¹ S Hovorka & P Kelemen (2021) "The Building Blocks of CDR Systems: Geological Sequestration" CDR Primer, edited by J Wilcox, B Kolosz, J Freeman, Link

² WBSC (2022) The Role of nature based solutions in strategies for Net Zero.
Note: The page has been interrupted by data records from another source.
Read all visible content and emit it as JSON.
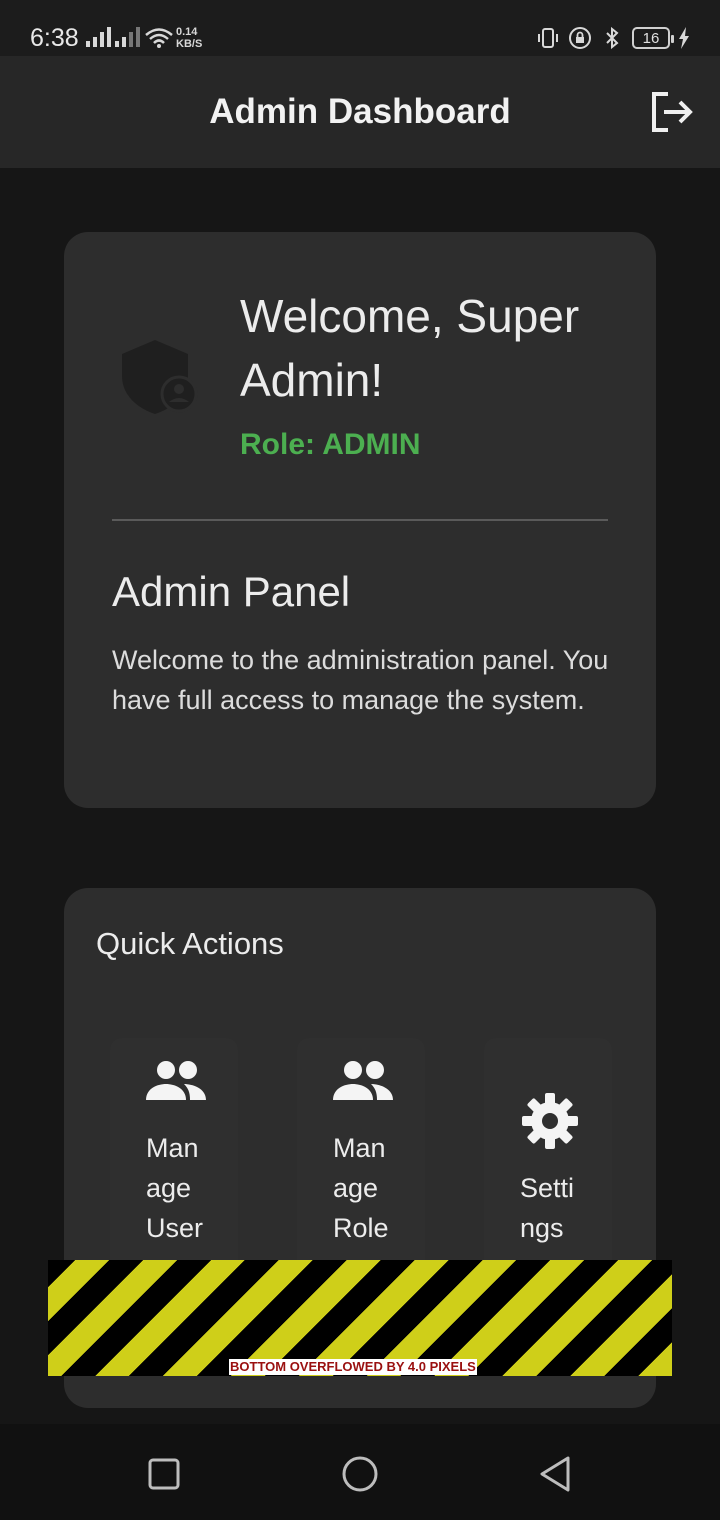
{
  "status_bar": {
    "time": "6:38",
    "net_speed_value": "0.14",
    "net_speed_unit": "KB/S",
    "battery": "16"
  },
  "app_bar": {
    "title": "Admin Dashboard",
    "logout_icon": "logout-icon"
  },
  "welcome_card": {
    "icon": "admin-shield-icon",
    "greeting": "Welcome, Super Admin!",
    "role": "Role: ADMIN",
    "panel_title": "Admin Panel",
    "panel_description": "Welcome to the administration panel. You have full access to manage the system."
  },
  "quick_actions": {
    "title": "Quick Actions",
    "items": [
      {
        "label": "Manage Users",
        "icon": "people-icon"
      },
      {
        "label": "Manage Roles",
        "icon": "people-icon"
      },
      {
        "label": "Settings",
        "icon": "gear-icon"
      }
    ]
  },
  "overflow_warning": "BOTTOM OVERFLOWED BY 4.0 PIXELS",
  "colors": {
    "background": "#161616",
    "app_bar": "#272727",
    "card": "#2d2d2d",
    "role_accent": "#4caf50"
  }
}
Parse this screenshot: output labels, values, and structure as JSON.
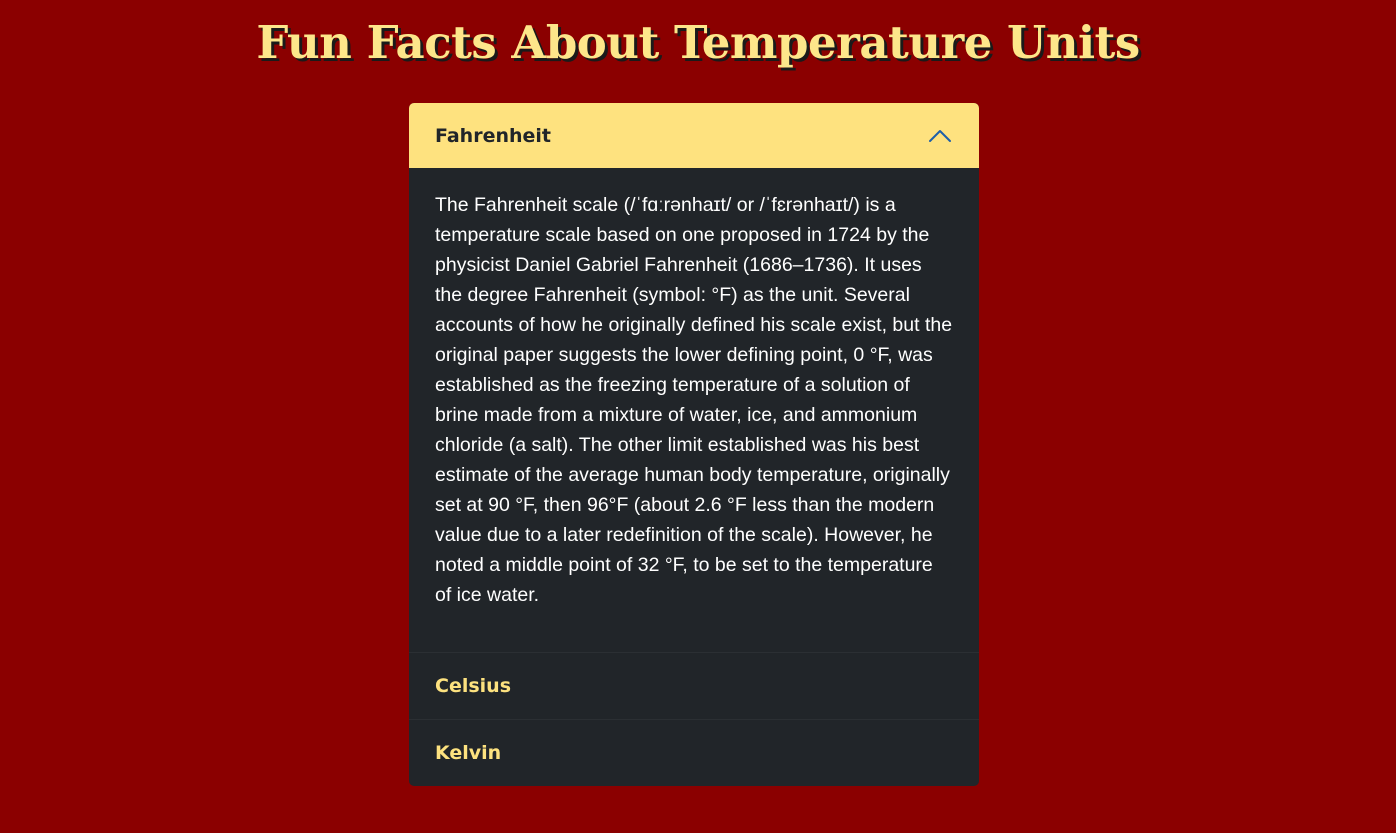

Nature Positive and addressing Inequality, Link